Would you give the number of lines in the entries that contain the word "name"? Nothing else is needed.

Records from a data collection
|---|

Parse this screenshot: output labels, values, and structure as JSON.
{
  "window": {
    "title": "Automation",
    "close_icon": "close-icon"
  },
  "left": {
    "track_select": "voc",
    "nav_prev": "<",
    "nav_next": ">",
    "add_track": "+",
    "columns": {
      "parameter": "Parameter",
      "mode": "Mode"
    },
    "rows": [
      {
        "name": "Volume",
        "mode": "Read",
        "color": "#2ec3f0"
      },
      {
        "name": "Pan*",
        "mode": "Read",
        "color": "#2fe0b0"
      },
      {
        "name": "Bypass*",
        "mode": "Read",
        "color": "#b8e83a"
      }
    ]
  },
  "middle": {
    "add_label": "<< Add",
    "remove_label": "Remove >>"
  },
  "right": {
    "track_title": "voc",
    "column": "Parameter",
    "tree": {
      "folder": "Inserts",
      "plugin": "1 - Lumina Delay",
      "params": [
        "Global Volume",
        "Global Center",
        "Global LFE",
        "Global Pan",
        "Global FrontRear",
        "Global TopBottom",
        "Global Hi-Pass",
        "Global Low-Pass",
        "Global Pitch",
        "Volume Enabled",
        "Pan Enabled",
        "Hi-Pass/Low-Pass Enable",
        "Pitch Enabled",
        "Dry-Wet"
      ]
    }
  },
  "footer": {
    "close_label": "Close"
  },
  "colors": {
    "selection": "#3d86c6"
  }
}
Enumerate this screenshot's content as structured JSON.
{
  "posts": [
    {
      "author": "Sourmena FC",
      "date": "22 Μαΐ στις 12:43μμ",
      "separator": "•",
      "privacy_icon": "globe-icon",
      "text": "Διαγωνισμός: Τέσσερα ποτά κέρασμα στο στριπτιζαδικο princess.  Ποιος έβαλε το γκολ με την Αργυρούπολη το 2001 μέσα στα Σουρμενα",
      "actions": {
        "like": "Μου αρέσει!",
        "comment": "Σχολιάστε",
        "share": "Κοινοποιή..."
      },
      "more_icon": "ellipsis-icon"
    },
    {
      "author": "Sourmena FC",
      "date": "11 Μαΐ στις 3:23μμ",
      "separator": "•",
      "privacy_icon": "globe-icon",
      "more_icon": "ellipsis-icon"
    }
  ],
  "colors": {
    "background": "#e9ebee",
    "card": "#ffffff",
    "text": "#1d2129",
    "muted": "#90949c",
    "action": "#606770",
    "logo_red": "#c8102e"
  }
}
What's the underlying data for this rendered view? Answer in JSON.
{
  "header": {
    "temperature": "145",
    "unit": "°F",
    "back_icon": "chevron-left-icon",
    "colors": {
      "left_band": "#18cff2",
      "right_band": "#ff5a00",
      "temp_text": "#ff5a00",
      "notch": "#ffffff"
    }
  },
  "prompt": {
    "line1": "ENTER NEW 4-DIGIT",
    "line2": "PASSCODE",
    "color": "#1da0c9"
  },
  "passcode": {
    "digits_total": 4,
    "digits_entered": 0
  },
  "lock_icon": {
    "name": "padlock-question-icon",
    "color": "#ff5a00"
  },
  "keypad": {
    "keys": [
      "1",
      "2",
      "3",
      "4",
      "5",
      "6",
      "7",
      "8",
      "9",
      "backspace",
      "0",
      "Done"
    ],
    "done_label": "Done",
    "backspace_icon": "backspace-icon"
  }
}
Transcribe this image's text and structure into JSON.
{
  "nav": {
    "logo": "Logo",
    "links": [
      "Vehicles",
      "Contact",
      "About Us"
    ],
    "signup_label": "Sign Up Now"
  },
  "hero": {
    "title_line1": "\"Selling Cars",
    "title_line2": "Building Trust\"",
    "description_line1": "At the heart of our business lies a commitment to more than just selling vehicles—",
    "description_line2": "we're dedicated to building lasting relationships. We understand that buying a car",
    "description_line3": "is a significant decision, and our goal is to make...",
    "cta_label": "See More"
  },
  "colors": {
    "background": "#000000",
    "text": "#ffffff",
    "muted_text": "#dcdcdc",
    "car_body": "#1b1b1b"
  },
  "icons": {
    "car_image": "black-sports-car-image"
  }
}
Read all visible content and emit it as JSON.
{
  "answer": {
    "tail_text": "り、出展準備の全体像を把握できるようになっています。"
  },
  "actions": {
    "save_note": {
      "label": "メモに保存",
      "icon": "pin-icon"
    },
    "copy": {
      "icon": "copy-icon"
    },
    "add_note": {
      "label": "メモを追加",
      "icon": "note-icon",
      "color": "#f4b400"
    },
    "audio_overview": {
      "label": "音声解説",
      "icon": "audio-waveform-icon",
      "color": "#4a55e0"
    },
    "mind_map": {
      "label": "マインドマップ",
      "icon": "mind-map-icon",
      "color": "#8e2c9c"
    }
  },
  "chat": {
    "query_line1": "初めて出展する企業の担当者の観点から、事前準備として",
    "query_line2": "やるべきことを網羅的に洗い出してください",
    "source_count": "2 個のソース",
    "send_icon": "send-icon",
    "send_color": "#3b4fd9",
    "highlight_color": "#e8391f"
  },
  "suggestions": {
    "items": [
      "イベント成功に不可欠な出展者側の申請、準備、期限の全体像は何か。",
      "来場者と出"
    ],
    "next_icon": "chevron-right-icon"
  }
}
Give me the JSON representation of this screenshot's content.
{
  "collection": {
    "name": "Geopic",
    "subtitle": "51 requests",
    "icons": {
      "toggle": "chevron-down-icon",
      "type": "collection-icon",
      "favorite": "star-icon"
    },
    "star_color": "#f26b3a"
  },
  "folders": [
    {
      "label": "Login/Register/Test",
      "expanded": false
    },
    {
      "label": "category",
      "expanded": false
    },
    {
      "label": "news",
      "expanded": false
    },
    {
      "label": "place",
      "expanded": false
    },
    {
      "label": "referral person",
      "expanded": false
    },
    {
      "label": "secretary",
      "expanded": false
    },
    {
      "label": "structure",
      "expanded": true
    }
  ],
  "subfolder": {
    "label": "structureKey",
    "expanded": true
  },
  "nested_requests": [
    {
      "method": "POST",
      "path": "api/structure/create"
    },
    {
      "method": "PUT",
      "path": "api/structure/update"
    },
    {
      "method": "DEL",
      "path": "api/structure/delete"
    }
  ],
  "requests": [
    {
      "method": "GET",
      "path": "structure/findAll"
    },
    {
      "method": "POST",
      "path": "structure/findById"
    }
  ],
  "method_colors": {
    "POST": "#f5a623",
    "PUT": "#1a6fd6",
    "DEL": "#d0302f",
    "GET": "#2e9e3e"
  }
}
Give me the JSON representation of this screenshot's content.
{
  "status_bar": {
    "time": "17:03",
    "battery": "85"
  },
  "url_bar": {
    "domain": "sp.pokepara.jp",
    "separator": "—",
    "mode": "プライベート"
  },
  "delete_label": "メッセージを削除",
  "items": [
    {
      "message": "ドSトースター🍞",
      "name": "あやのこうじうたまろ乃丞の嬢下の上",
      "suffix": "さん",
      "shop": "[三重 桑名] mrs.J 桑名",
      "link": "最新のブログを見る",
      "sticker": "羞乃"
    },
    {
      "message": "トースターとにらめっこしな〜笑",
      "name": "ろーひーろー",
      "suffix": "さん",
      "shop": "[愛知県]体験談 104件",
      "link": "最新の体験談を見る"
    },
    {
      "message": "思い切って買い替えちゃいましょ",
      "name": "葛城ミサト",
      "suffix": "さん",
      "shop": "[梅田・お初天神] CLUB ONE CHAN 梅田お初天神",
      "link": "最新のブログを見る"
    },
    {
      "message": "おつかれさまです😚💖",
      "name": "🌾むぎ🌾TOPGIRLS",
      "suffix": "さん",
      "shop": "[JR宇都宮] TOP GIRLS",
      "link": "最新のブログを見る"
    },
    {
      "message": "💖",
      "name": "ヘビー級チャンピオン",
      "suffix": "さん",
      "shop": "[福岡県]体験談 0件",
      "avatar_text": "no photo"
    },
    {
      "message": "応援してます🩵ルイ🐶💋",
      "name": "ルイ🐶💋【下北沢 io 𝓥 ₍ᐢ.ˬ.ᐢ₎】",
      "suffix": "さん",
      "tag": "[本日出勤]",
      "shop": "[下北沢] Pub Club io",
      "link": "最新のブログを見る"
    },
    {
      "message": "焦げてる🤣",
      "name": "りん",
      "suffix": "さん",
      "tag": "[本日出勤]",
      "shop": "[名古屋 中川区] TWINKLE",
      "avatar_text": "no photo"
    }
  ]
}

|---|

[Exercise solution]:
12